Friday, August 3, 2012

The Queen's Appeal

Above is a facsimile of the Belgian queen's earnest appeal to the women of America for humanitarian aid for her people during the cruel German occupation of World War I. I always love Elisabeth's bold, regal signature.
I have learned with gratification of the noble and effective work being done by American citizens and officials on behalf of my stricken people. I confidently hope that their efforts will receive the ungrudging support which we have learned to expect from the generous womanhood of America.
We mothers of Belgium no less than the mothers of America have for generations instilled in our children the instincts and the love of peace. We asked no greater boon than to live in peace and friendship with all the world. We have provoked no war, yet in defense of our hearthstones our country has been laid waste from end to end.
The flow of commerce has ceased and my people are faced with famine. The terrors of starvation with the consequences of disease and violence menace the unoffending civilian population- the aged, the infirm, the women and the children.
American officials and citizens in Belgium and England, alive to their country's traditions, have created an organization under the protection of their Government and are already sending food to my people. I hope that they may receive the fullest sympathy and aid from every side.
I need not say that I and my people shall always hold in grateful remembrance the proven friendship of America in this hour of need. (Hugh Gibson, Diplomatic Diary, 1917, p. 303)

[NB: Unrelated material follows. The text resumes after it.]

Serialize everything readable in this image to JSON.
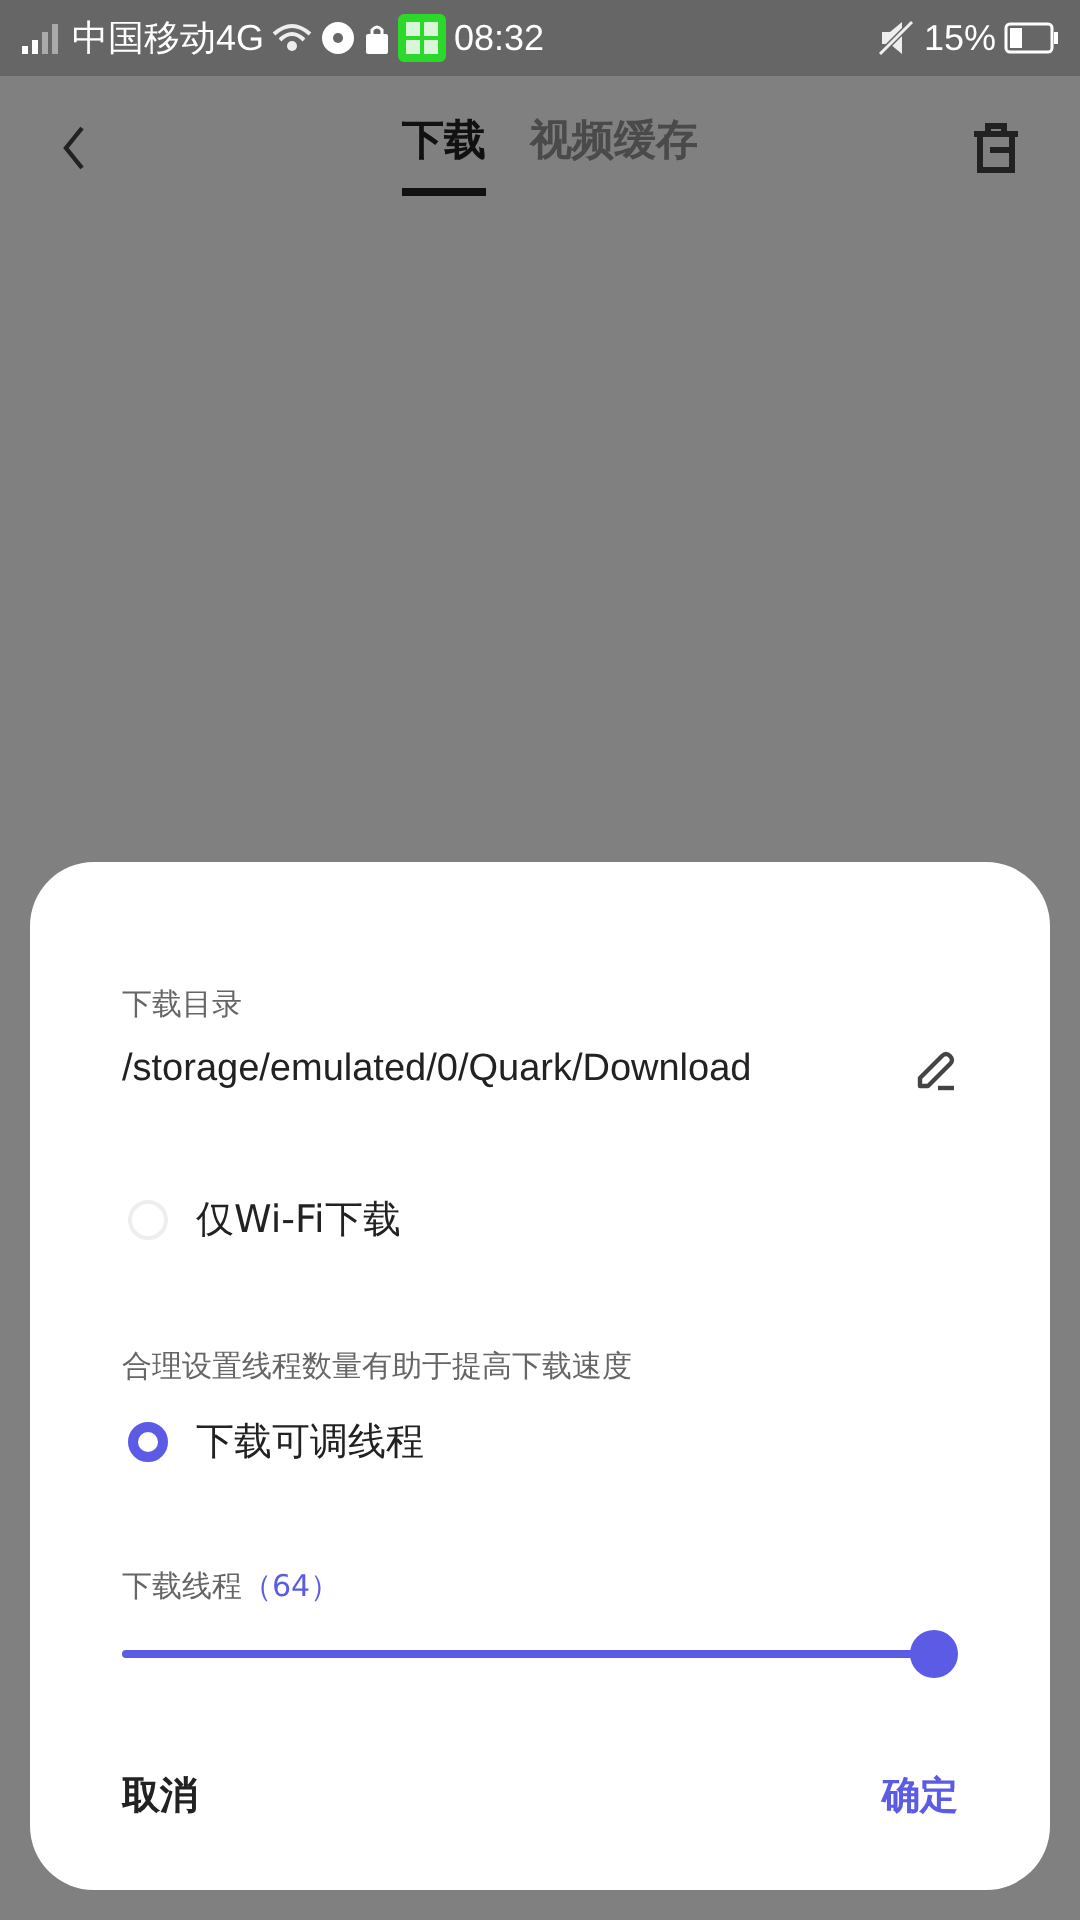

Thursday, August 2, 2012

As We Forgive

Young American filmmaker Laura Waters Hinson discusses her award-winning documentary about genocide and redemption in the former Belgian mandate of Rwanda with Dr. Marvin Olasky of Patrick Henry College. Readers may remember the compassionate interest in the victims of the holocaust shown by Princess Lilian of Belgium.

Bride of the Snows

Kronprinzessin Astrid von Belgien als Braut, Crown Princess of Belgium as bride
Footage of Prince Leopold's marriage to Astrid of Sweden in 1926, including scenes of celebration from Stockholm, Antwerp and Brussels. I always think of the great contrast between the joy and splendor of the future King's first marriage and the rather grim, furtive circumstances of his second, fifteen years later, to Lilian Baels. Had Leopold and Lilian been able to marry in peacetime, amidst public festivities, perhaps the beauty and cheerfulness of the occasion would have diffused some of the suspicion and disapproval of a commoner becoming the widowed monarch's consort. Of course, the new couple would also have avoided the charge of valuing their own happiness more than that of their suffering people.